[Component data from apps and pages]
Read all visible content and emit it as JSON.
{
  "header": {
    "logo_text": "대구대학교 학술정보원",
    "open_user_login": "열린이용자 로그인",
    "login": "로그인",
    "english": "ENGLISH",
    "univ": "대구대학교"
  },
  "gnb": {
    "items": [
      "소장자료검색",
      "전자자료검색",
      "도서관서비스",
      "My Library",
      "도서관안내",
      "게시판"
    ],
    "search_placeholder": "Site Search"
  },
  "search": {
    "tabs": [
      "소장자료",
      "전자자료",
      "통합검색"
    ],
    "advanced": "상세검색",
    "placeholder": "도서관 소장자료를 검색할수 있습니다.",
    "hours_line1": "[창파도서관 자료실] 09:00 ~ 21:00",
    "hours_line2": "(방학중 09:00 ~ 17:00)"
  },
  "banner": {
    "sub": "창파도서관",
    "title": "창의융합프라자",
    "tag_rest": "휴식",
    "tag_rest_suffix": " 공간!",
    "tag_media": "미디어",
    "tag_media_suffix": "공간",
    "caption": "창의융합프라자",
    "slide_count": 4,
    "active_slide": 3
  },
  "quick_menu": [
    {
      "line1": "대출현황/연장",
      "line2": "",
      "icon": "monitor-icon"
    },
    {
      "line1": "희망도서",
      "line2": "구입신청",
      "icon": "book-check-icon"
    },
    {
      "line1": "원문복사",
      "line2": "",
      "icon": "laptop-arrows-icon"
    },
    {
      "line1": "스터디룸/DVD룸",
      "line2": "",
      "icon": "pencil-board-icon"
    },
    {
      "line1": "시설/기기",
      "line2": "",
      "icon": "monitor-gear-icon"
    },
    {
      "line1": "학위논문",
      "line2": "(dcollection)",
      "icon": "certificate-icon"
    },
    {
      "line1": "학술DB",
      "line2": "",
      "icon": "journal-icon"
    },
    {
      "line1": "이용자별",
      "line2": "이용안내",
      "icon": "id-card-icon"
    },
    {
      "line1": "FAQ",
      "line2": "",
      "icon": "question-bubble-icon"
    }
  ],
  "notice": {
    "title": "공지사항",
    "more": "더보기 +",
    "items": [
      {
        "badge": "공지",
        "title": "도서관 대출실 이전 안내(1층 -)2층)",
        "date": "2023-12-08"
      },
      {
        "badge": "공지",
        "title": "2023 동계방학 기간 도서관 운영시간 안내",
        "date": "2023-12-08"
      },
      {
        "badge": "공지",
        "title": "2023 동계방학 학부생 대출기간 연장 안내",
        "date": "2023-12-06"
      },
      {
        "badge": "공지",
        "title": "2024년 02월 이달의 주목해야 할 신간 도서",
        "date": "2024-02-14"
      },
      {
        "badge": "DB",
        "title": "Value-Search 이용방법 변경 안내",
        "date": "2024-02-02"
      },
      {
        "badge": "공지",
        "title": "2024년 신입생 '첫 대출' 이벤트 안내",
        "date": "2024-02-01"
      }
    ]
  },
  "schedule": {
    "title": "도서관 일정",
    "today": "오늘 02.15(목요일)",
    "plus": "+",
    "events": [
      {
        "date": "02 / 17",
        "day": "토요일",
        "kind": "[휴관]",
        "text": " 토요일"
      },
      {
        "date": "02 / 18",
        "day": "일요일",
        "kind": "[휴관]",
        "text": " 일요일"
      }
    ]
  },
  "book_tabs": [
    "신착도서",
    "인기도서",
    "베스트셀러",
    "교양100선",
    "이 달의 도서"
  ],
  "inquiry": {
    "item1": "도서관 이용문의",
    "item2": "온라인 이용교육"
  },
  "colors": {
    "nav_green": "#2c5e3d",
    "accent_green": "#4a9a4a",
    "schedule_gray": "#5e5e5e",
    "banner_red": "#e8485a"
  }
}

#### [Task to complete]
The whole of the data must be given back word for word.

#### [Written reply]
Read all visible content and emit it as JSON.
{
  "header": {
    "logo_text": "대구대학교 학술정보원",
    "open_user_login": "열린이용자 로그인",
    "login": "로그인",
    "english": "ENGLISH",
    "univ": "대구대학교"
  },
  "gnb": {
    "items": [
      "소장자료검색",
      "전자자료검색",
      "도서관서비스",
      "My Library",
      "도서관안내",
      "게시판"
    ],
    "search_placeholder": "Site Search"
  },
  "search": {
    "tabs": [
      "소장자료",
      "전자자료",
      "통합검색"
    ],
    "advanced": "상세검색",
    "placeholder": "도서관 소장자료를 검색할수 있습니다.",
    "hours_line1": "[창파도서관 자료실] 09:00 ~ 21:00",
    "hours_line2": "(방학중 09:00 ~ 17:00)"
  },
  "banner": {
    "sub": "창파도서관",
    "title": "창의융합프라자",
    "tag_rest": "휴식",
    "tag_rest_suffix": " 공간!",
    "tag_media": "미디어",
    "tag_media_suffix": "공간",
    "caption": "창의융합프라자",
    "slide_count": 4,
    "active_slide": 3
  },
  "quick_menu": [
    {
      "line1": "대출현황/연장",
      "line2": "",
      "icon": "monitor-icon"
    },
    {
      "line1": "희망도서",
      "line2": "구입신청",
      "icon": "book-check-icon"
    },
    {
      "line1": "원문복사",
      "line2": "",
      "icon": "laptop-arrows-icon"
    },
    {
      "line1": "스터디룸/DVD룸",
      "line2": "",
      "icon": "pencil-board-icon"
    },
    {
      "line1": "시설/기기",
      "line2": "",
      "icon": "monitor-gear-icon"
    },
    {
      "line1": "학위논문",
      "line2": "(dcollection)",
      "icon": "certificate-icon"
    },
    {
      "line1": "학술DB",
      "line2": "",
      "icon": "journal-icon"
    },
    {
      "line1": "이용자별",
      "line2": "이용안내",
      "icon": "id-card-icon"
    },
    {
      "line1": "FAQ",
      "line2": "",
      "icon": "question-bubble-icon"
    }
  ],
  "notice": {
    "title": "공지사항",
    "more": "더보기 +",
    "items": [
      {
        "badge": "공지",
        "title": "도서관 대출실 이전 안내(1층 -)2층)",
        "date": "2023-12-08"
      },
      {
        "badge": "공지",
        "title": "2023 동계방학 기간 도서관 운영시간 안내",
        "date": "2023-12-08"
      },
      {
        "badge": "공지",
        "title": "2023 동계방학 학부생 대출기간 연장 안내",
        "date": "2023-12-06"
      },
      {
        "badge": "공지",
        "title": "2024년 02월 이달의 주목해야 할 신간 도서",
        "date": "2024-02-14"
      },
      {
        "badge": "DB",
        "title": "Value-Search 이용방법 변경 안내",
        "date": "2024-02-02"
      },
      {
        "badge": "공지",
        "title": "2024년 신입생 '첫 대출' 이벤트 안내",
        "date": "2024-02-01"
      }
    ]
  },
  "schedule": {
    "title": "도서관 일정",
    "today": "오늘 02.15(목요일)",
    "plus": "+",
    "events": [
      {
        "date": "02 / 17",
        "day": "토요일",
        "kind": "[휴관]",
        "text": " 토요일"
      },
      {
        "date": "02 / 18",
        "day": "일요일",
        "kind": "[휴관]",
        "text": " 일요일"
      }
    ]
  },
  "book_tabs": [
    "신착도서",
    "인기도서",
    "베스트셀러",
    "교양100선",
    "이 달의 도서"
  ],
  "inquiry": {
    "item1": "도서관 이용문의",
    "item2": "온라인 이용교육"
  },
  "colors": {
    "nav_green": "#2c5e3d",
    "accent_green": "#4a9a4a",
    "schedule_gray": "#5e5e5e",
    "banner_red": "#e8485a"
  }
}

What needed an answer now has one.